4. An effective warm-up helps prime your system by addressing your mobility and stability issues. It also helps by getting your heart, muscles, joints, and tissues ready for high intensity activity. In essence, it can be a great tool to help you avoid injury. 

5. Work through the exercises bellow to understand your weak links. If one side feels stiffer than the other, focus on that side. If you know you have a hard time breathing to the left, make sure to work on the exercises that help with left rotation. If you know you have poor shoulder blade control, make sure to exercise your stabilizers. 


1. Neck rotation 


2. Mid-back rotation



3. Shoulder mobility 




4. Hip mobility 




1. WTYs


2. Swimmers




3. Breathers


4. Lunges


Sets and reps for each of these exercises will depend on what your body will take. Here are a couple of rules to follow when you're trying to figure out how far you should go: 

1. When you're working on mobility, your breath can really help to get you where you need to be. If you find yourself holding your breath it's your cue to back away - you're no longer getting any benefit.

2. Quality over quantity! If you lose form after 5 reps stop the exercise and take a rest. Try it again once you've recovered and do your very best to stay in good form.

3. The old adage "No pain, no gain!" is completely false. Exercising should NEVER be a painful experience. If you get pain give it up and move on to the next exercise. Seek the help of a professional if you haven't already.


These exercises should give you an idea of where to start with your warm-up. They were chosen for their applicability to most swimmers. You may already have exercises that are currently addressing your weak links. For example, you may know to work on hamstring mobility before hopping into the pool. Keep doing it! Find what works for you. 

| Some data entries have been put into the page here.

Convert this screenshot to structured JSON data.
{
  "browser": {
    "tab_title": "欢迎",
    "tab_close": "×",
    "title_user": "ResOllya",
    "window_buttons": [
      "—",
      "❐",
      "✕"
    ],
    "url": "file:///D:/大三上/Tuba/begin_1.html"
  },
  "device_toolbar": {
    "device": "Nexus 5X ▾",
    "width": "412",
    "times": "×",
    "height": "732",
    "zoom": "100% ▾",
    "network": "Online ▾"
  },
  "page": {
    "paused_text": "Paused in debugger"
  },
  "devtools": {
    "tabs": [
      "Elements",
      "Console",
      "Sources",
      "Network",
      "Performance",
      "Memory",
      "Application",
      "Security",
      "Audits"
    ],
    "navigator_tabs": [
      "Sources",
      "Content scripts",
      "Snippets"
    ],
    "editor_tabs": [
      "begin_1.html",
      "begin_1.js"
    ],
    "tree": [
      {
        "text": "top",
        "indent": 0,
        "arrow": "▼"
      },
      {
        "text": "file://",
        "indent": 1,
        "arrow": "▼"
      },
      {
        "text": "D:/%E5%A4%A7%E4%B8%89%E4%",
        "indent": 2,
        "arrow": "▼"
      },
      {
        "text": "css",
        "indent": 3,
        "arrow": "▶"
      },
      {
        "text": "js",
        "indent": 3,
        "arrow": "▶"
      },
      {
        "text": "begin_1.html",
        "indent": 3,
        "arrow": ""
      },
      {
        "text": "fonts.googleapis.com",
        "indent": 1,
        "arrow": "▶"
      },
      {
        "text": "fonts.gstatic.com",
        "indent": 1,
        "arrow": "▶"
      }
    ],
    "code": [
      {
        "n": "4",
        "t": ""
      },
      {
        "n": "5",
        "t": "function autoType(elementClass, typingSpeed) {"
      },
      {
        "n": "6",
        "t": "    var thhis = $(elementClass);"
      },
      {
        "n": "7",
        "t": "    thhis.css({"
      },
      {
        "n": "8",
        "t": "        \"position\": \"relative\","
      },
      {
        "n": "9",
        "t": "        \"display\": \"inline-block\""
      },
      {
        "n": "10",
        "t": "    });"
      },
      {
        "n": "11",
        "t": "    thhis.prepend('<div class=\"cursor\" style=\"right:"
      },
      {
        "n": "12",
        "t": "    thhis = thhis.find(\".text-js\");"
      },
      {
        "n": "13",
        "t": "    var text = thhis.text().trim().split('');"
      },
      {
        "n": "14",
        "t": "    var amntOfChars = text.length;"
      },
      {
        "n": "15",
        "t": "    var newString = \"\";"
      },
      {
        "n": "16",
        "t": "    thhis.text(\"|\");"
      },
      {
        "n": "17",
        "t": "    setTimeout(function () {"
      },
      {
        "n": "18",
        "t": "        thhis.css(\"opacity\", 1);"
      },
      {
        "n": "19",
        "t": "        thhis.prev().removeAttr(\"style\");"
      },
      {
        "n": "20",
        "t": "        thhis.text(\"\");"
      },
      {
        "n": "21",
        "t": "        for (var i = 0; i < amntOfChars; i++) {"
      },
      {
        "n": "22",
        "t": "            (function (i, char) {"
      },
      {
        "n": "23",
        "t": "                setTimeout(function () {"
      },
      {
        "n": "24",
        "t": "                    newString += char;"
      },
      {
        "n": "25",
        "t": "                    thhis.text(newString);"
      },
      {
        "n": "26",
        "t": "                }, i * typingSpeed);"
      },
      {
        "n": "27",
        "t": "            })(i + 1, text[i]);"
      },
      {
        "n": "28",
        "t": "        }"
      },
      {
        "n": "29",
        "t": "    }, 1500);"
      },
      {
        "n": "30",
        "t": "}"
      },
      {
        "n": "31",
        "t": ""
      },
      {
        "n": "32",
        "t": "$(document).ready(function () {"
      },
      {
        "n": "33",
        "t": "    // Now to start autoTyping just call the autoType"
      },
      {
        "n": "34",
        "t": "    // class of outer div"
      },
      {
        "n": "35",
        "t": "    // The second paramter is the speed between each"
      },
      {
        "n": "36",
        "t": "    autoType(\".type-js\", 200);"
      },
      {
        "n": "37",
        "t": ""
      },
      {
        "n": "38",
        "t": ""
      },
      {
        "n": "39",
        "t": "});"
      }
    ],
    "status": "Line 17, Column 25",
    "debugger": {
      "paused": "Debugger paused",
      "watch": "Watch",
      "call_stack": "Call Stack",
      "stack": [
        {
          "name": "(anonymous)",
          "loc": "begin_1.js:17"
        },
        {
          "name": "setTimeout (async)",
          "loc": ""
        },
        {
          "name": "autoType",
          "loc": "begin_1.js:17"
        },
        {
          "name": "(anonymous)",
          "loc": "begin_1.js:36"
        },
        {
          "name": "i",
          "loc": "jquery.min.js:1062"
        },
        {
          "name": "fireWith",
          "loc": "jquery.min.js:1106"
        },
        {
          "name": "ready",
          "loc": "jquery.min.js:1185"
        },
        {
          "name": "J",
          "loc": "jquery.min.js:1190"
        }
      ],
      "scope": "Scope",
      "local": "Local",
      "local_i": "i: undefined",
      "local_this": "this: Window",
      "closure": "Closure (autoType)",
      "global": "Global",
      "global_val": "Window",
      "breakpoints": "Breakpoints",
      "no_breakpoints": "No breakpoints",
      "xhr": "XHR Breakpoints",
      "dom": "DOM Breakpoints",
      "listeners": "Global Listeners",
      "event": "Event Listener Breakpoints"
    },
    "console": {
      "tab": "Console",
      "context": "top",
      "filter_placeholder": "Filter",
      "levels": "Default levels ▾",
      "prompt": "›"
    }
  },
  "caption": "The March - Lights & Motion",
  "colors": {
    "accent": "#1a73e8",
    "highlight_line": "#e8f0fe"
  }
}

Once you've completed the basics get into the pool and start warming-up your whole system. The first 10 minutes should be focused on technique! Go slow and focus on your weak links. If you have a hard time reaching in freestyle, focus on your reach. If your breathing is sloppy to the right, focus on breathing to the right. Your warm-up has to be purposeful with a lot of brain power dedicated to the process. Enjoy it and find your rhythm. 

Finally, ease into your session and get ready to enjoy the feeling of your body ready to train!